Give back every record exactly as it reads.

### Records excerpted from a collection
Content starts
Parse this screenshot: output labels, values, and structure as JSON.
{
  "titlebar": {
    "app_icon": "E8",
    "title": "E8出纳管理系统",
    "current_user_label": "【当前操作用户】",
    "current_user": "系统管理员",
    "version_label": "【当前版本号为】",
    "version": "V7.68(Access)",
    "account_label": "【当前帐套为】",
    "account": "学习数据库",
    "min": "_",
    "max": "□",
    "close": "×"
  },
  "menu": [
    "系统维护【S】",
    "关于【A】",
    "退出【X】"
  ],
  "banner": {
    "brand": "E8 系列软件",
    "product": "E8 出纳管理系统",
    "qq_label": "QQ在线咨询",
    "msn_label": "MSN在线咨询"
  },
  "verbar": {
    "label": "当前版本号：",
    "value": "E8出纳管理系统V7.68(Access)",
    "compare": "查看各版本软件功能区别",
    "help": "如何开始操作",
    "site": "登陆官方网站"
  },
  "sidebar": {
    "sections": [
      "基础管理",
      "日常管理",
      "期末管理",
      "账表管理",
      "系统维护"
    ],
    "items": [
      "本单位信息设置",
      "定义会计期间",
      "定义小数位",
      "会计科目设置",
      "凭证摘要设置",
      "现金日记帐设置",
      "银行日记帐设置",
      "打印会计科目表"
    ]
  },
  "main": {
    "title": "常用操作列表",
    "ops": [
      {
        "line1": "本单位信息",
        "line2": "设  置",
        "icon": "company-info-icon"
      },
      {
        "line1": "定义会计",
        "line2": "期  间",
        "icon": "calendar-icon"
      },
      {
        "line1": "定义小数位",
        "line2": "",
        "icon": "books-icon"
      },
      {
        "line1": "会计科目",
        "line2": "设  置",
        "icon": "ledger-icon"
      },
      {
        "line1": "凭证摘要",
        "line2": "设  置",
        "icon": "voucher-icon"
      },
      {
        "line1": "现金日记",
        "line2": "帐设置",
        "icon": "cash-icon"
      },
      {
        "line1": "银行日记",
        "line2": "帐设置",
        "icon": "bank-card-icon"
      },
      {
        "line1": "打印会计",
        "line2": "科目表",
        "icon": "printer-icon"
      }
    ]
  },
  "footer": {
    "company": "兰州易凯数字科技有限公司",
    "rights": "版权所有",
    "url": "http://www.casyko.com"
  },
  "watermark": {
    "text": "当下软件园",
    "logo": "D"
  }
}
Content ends
### Solution to this task
Parse this screenshot: output labels, values, and structure as JSON.
{
  "titlebar": {
    "app_icon": "E8",
    "title": "E8出纳管理系统",
    "current_user_label": "【当前操作用户】",
    "current_user": "系统管理员",
    "version_label": "【当前版本号为】",
    "version": "V7.68(Access)",
    "account_label": "【当前帐套为】",
    "account": "学习数据库",
    "min": "_",
    "max": "□",
    "close": "×"
  },
  "menu": [
    "系统维护【S】",
    "关于【A】",
    "退出【X】"
  ],
  "banner": {
    "brand": "E8 系列软件",
    "product": "E8 出纳管理系统",
    "qq_label": "QQ在线咨询",
    "msn_label": "MSN在线咨询"
  },
  "verbar": {
    "label": "当前版本号：",
    "value": "E8出纳管理系统V7.68(Access)",
    "compare": "查看各版本软件功能区别",
    "help": "如何开始操作",
    "site": "登陆官方网站"
  },
  "sidebar": {
    "sections": [
      "基础管理",
      "日常管理",
      "期末管理",
      "账表管理",
      "系统维护"
    ],
    "items": [
      "本单位信息设置",
      "定义会计期间",
      "定义小数位",
      "会计科目设置",
      "凭证摘要设置",
      "现金日记帐设置",
      "银行日记帐设置",
      "打印会计科目表"
    ]
  },
  "main": {
    "title": "常用操作列表",
    "ops": [
      {
        "line1": "本单位信息",
        "line2": "设  置",
        "icon": "company-info-icon"
      },
      {
        "line1": "定义会计",
        "line2": "期  间",
        "icon": "calendar-icon"
      },
      {
        "line1": "定义小数位",
        "line2": "",
        "icon": "books-icon"
      },
      {
        "line1": "会计科目",
        "line2": "设  置",
        "icon": "ledger-icon"
      },
      {
        "line1": "凭证摘要",
        "line2": "设  置",
        "icon": "voucher-icon"
      },
      {
        "line1": "现金日记",
        "line2": "帐设置",
        "icon": "cash-icon"
      },
      {
        "line1": "银行日记",
        "line2": "帐设置",
        "icon": "bank-card-icon"
      },
      {
        "line1": "打印会计",
        "line2": "科目表",
        "icon": "printer-icon"
      }
    ]
  },
  "footer": {
    "company": "兰州易凯数字科技有限公司",
    "rights": "版权所有",
    "url": "http://www.casyko.com"
  },
  "watermark": {
    "text": "当下软件园",
    "logo": "D"
  }
}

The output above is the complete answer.